* [Data shown]:
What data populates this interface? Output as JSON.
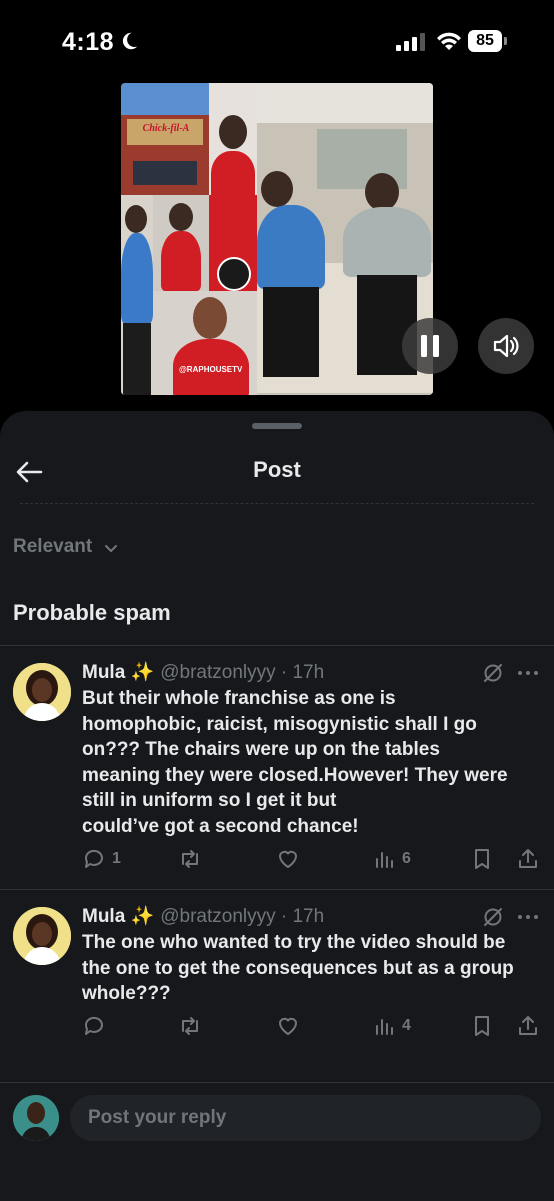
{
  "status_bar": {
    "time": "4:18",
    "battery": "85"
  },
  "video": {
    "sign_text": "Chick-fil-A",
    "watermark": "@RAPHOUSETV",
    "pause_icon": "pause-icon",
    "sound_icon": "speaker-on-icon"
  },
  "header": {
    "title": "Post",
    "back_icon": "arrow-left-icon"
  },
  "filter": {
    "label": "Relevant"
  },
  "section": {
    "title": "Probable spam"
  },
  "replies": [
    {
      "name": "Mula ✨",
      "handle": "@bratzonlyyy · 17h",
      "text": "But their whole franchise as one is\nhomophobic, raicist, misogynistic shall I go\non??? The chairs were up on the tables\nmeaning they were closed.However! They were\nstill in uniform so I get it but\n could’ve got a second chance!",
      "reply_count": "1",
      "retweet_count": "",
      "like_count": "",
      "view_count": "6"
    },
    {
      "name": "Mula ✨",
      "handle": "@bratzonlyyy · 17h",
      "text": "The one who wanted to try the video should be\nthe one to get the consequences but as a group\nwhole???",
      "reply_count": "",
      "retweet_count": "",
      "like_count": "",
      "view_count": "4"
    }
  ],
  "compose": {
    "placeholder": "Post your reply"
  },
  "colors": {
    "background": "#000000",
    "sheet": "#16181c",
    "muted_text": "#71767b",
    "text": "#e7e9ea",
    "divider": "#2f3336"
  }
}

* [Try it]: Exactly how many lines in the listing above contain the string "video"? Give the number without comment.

* [Exercise response]: 2